Directions
Using the entries below, return word for word the lines from the one containing "What's the underlying" up to and including the last.

(Stored items from a collection)
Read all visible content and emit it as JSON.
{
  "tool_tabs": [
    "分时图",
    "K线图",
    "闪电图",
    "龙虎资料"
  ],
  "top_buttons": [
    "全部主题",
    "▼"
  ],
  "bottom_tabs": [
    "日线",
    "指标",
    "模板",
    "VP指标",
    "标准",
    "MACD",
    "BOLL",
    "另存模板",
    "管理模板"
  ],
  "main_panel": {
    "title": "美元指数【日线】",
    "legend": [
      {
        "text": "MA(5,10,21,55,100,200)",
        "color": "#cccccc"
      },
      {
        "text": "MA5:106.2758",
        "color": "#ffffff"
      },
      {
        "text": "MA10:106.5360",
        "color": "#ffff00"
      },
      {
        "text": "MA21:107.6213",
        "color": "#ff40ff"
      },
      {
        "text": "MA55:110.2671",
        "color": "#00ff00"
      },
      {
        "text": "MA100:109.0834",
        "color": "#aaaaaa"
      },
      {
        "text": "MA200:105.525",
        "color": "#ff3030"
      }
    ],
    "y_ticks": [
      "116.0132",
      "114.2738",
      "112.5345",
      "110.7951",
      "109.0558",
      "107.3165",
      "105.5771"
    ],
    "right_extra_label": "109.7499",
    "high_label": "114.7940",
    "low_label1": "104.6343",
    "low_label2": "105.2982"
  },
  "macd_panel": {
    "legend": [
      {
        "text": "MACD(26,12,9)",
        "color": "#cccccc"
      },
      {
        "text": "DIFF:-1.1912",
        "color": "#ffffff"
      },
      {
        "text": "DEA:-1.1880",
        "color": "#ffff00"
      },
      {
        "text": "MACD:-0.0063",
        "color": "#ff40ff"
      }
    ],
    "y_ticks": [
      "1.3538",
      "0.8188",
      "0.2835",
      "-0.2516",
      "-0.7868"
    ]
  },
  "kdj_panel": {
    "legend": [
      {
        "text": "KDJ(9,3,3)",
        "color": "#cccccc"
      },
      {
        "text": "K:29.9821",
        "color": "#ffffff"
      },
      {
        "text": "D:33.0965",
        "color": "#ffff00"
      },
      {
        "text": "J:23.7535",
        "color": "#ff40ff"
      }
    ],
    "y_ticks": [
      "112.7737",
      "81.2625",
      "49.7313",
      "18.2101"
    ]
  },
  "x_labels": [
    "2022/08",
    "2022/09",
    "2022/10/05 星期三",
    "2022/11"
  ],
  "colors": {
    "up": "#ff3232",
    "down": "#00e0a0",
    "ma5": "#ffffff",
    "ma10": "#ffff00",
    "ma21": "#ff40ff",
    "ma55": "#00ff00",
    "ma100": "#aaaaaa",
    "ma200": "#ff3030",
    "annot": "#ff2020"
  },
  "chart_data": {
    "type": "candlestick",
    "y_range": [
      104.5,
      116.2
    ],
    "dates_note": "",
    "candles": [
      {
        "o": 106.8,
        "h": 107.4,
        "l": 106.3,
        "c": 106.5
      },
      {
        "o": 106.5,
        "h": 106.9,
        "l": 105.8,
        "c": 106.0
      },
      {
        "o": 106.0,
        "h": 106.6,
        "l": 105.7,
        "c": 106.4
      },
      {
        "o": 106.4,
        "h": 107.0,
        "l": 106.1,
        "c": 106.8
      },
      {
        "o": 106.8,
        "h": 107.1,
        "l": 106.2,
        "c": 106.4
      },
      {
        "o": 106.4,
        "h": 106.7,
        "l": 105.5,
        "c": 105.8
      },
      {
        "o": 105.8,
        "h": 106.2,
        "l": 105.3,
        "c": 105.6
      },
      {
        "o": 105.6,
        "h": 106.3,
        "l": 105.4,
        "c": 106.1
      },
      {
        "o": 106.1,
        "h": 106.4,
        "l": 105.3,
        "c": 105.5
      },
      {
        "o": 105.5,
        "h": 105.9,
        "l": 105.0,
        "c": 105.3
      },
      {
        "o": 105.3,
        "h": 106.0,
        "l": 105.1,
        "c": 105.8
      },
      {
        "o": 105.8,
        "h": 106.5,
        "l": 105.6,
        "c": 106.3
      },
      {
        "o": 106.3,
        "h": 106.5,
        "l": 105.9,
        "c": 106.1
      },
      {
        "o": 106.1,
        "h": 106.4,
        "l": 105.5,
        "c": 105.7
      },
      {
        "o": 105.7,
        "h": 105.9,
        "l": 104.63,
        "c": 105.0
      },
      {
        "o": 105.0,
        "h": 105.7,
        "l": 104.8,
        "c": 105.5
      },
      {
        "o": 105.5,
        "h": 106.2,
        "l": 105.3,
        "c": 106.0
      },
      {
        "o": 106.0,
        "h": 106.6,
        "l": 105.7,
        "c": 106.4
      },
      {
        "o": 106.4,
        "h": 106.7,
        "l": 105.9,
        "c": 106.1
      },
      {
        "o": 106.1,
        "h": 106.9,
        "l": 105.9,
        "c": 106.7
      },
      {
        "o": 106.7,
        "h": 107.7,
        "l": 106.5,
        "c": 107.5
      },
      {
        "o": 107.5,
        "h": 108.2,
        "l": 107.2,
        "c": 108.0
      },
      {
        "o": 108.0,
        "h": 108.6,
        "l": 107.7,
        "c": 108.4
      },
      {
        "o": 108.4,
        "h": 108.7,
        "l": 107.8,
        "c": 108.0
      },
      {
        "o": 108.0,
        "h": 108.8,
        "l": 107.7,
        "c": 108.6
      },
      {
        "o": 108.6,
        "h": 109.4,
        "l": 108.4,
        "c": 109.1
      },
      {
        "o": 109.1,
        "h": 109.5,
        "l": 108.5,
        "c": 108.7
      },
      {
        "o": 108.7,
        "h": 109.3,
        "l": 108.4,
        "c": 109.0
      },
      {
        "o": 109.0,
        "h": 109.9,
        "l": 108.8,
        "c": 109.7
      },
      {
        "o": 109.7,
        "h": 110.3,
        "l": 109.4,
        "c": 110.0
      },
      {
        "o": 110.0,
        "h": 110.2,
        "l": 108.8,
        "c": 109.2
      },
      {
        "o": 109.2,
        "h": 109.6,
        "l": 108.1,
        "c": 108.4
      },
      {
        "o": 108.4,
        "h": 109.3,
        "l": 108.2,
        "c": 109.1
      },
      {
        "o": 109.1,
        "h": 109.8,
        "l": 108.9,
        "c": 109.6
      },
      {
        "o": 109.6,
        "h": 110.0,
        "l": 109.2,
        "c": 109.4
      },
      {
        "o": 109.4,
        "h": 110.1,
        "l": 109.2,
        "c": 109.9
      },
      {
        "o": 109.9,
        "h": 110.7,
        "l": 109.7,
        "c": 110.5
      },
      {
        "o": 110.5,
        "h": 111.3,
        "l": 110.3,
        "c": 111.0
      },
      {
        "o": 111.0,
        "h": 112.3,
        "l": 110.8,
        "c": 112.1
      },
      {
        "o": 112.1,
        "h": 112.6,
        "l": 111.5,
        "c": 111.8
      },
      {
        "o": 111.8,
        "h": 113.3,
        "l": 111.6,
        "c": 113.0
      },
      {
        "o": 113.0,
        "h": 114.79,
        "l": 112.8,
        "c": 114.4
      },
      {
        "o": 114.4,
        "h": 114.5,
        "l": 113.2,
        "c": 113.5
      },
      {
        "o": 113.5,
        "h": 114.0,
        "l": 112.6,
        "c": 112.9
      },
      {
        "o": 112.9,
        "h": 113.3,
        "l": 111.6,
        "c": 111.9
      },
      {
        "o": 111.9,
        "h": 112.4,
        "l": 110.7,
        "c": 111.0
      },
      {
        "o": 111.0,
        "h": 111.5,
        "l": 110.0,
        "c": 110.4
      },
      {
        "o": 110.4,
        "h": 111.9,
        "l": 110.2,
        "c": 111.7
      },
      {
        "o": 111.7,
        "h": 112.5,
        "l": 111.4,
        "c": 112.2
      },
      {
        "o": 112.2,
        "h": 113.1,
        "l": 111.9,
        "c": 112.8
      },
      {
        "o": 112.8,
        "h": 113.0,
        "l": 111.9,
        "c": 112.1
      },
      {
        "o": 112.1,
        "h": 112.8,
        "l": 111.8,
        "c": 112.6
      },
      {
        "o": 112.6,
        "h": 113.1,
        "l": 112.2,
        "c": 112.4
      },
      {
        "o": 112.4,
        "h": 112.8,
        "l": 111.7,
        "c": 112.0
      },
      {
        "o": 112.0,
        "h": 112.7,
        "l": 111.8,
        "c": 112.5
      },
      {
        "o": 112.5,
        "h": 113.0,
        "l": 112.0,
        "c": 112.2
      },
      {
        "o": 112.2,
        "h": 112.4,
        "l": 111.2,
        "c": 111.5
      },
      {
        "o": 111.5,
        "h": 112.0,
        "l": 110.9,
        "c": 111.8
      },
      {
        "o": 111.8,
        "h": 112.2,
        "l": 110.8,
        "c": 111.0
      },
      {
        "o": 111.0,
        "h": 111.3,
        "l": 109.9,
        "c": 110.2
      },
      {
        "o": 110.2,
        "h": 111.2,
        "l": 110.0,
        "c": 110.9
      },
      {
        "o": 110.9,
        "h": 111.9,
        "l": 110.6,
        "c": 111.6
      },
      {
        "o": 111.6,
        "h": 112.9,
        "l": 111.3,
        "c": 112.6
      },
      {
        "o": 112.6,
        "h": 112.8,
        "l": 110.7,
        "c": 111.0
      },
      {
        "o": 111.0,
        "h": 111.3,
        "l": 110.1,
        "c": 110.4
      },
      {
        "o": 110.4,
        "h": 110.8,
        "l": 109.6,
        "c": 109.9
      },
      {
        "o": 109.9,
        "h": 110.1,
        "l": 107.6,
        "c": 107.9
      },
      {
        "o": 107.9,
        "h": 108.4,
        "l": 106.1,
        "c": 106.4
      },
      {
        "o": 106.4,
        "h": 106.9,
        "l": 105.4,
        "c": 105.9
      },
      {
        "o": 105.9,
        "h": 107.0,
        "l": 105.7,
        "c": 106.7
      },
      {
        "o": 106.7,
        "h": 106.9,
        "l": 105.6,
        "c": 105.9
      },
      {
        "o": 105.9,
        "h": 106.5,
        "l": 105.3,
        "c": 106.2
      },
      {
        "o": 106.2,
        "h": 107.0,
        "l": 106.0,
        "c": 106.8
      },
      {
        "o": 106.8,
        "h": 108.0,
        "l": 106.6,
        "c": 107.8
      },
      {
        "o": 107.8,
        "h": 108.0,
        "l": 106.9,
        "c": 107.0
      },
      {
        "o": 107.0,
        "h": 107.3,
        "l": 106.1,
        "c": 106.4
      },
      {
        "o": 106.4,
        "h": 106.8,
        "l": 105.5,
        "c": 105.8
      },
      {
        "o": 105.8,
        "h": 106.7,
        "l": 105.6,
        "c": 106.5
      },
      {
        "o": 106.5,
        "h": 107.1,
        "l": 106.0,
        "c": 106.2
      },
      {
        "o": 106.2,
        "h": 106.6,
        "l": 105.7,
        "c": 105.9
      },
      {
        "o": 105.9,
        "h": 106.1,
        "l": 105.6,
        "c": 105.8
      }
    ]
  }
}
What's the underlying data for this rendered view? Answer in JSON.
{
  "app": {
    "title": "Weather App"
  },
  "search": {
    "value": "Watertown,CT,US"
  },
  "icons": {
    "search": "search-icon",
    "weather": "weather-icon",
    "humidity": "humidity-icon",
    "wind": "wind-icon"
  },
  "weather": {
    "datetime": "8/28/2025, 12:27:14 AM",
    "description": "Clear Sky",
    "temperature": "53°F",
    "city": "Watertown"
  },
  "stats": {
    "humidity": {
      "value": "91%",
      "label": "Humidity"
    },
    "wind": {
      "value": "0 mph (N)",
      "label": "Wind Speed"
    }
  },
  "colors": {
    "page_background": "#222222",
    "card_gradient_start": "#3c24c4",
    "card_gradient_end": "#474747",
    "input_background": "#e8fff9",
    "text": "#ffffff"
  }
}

Solution
What's the underlying data for this rendered view? Answer in JSON.
{
  "app": {
    "title": "Weather App"
  },
  "search": {
    "value": "Watertown,CT,US"
  },
  "icons": {
    "search": "search-icon",
    "weather": "weather-icon",
    "humidity": "humidity-icon",
    "wind": "wind-icon"
  },
  "weather": {
    "datetime": "8/28/2025, 12:27:14 AM",
    "description": "Clear Sky",
    "temperature": "53°F",
    "city": "Watertown"
  },
  "stats": {
    "humidity": {
      "value": "91%",
      "label": "Humidity"
    },
    "wind": {
      "value": "0 mph (N)",
      "label": "Wind Speed"
    }
  },
  "colors": {
    "page_background": "#222222",
    "card_gradient_start": "#3c24c4",
    "card_gradient_end": "#474747",
    "input_background": "#e8fff9",
    "text": "#ffffff"
  }
}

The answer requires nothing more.